-- Data supplied follows --

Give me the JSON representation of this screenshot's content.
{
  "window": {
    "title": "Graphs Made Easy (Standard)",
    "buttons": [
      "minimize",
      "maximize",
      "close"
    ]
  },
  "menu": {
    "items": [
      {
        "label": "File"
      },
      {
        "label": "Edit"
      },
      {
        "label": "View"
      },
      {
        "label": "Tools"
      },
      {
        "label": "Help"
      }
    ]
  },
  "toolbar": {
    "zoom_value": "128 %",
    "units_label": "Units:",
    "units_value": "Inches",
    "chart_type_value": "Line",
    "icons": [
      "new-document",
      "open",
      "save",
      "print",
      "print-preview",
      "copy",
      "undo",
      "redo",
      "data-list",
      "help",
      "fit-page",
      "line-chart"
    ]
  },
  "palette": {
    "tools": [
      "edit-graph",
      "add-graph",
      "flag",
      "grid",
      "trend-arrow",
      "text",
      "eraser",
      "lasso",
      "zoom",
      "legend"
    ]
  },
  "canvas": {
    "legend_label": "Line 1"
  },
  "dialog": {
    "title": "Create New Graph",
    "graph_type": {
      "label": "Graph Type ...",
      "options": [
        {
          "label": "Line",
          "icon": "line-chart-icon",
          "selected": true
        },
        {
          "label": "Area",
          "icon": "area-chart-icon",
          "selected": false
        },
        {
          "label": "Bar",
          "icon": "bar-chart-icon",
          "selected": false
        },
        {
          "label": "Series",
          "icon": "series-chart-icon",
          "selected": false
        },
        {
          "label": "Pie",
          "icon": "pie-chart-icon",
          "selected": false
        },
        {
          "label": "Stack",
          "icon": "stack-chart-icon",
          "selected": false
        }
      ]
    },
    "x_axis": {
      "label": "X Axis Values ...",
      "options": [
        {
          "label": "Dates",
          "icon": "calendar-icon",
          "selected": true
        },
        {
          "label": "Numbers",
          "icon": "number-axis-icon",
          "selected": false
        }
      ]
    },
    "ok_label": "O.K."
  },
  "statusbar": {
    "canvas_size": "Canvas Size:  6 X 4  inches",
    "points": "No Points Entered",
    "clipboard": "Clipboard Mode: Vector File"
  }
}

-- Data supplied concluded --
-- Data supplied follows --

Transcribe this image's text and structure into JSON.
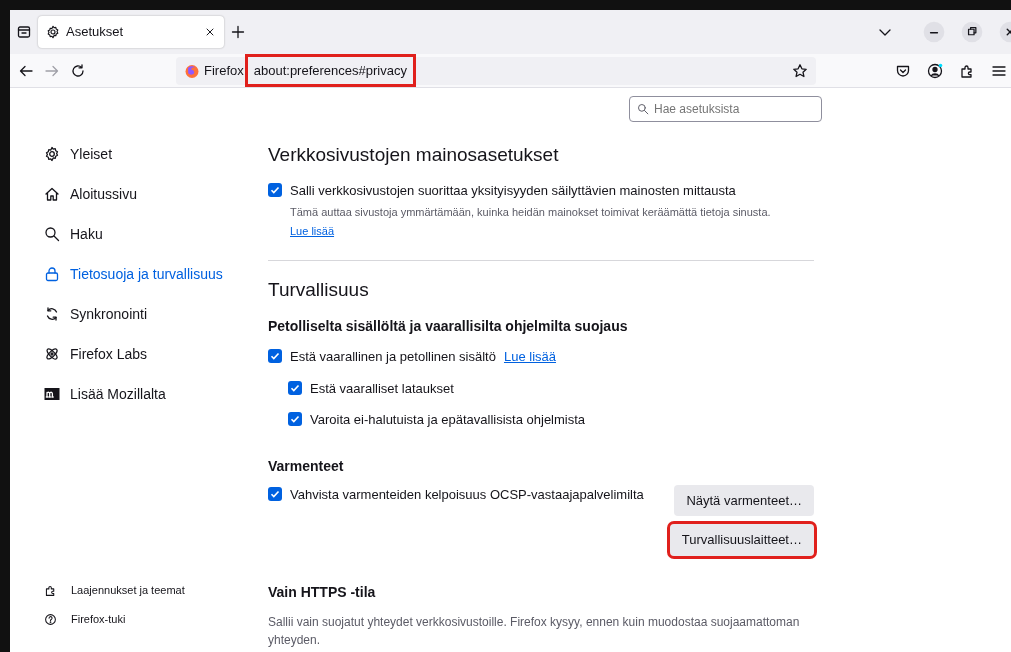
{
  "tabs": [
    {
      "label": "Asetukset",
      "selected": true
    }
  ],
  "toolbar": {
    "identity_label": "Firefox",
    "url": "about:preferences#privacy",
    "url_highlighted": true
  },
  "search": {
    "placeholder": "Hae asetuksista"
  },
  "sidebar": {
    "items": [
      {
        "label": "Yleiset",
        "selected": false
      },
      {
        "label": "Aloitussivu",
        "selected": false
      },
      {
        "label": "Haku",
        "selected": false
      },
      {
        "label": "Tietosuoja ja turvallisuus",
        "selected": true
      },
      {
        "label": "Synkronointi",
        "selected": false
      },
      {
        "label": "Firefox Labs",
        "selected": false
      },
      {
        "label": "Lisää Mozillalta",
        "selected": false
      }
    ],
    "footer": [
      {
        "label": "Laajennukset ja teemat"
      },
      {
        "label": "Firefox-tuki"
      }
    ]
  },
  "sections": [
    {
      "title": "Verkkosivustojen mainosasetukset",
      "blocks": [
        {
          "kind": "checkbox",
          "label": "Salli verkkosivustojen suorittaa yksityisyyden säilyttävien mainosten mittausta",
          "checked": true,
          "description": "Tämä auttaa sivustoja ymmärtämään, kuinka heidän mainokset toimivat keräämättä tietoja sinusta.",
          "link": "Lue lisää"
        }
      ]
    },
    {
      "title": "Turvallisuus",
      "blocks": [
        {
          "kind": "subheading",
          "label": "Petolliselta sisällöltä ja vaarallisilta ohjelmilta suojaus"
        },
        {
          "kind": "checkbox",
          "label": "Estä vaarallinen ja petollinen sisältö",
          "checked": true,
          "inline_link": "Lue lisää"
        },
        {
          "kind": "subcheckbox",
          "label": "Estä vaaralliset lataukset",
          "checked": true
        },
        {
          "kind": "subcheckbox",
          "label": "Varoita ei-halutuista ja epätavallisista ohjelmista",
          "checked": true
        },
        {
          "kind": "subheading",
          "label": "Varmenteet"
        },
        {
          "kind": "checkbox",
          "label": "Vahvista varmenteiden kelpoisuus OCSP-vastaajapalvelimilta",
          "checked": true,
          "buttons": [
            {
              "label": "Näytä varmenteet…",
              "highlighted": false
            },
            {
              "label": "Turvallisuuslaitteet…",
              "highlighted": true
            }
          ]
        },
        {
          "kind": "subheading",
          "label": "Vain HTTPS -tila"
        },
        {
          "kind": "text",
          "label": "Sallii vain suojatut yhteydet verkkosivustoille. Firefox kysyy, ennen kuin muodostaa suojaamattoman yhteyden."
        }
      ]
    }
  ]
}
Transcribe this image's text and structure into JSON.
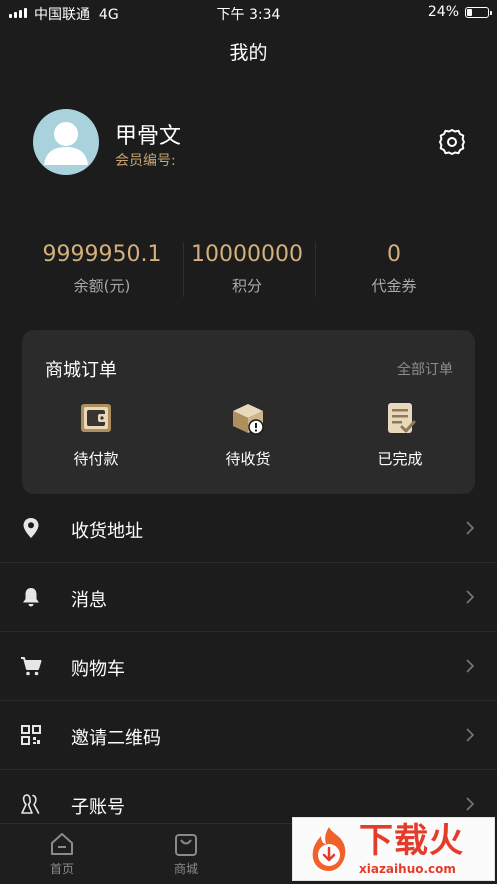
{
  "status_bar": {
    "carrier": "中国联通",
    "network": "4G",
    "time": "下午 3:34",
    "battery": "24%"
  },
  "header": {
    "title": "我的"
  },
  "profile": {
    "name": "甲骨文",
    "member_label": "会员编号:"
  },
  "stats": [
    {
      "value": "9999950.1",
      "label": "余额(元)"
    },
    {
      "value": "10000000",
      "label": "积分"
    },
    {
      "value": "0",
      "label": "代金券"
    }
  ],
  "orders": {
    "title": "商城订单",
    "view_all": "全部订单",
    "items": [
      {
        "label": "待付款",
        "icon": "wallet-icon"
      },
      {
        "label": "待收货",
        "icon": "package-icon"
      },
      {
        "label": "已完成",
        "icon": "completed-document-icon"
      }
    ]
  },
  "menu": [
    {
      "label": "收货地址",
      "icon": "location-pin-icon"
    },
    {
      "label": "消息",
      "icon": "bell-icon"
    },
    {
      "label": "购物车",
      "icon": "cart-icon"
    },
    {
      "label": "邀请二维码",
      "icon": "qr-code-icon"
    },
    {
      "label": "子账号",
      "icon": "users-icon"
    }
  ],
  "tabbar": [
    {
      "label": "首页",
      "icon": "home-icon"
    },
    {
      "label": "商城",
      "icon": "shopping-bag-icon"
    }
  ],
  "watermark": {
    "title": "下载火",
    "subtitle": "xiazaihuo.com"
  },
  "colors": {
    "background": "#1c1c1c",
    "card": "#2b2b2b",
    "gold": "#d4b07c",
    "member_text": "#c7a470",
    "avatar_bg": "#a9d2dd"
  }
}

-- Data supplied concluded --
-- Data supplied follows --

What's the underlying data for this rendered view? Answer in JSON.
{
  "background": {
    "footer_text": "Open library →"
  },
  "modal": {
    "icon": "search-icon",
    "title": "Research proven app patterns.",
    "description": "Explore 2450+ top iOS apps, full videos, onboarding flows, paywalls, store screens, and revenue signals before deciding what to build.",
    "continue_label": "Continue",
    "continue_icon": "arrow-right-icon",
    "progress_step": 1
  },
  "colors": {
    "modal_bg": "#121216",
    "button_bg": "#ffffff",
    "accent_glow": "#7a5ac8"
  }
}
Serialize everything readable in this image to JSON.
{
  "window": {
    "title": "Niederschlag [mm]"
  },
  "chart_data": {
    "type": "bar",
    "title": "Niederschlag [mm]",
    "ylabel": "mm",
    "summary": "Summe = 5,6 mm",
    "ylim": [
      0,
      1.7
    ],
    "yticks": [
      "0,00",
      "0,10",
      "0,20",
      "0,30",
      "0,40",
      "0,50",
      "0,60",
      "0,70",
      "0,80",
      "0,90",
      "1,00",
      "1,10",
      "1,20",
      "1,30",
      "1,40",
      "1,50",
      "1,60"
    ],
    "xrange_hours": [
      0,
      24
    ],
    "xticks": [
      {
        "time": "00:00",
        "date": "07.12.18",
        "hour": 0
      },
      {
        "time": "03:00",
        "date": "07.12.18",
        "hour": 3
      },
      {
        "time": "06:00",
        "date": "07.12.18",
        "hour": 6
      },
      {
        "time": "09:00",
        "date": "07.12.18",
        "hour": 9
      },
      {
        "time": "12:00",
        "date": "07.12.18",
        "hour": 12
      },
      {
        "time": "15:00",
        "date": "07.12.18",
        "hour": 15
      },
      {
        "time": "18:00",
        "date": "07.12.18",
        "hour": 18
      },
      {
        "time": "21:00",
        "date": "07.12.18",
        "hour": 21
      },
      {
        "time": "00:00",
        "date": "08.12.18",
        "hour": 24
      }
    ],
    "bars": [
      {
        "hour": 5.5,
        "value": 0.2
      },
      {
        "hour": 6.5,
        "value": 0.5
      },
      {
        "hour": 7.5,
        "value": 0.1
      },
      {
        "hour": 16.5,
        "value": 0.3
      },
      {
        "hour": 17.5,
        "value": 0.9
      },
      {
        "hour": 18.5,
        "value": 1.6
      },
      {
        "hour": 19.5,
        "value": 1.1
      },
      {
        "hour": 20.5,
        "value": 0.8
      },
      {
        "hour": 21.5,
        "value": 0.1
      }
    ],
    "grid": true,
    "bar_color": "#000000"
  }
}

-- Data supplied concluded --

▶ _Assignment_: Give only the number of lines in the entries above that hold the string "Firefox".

▶ _Output_: 4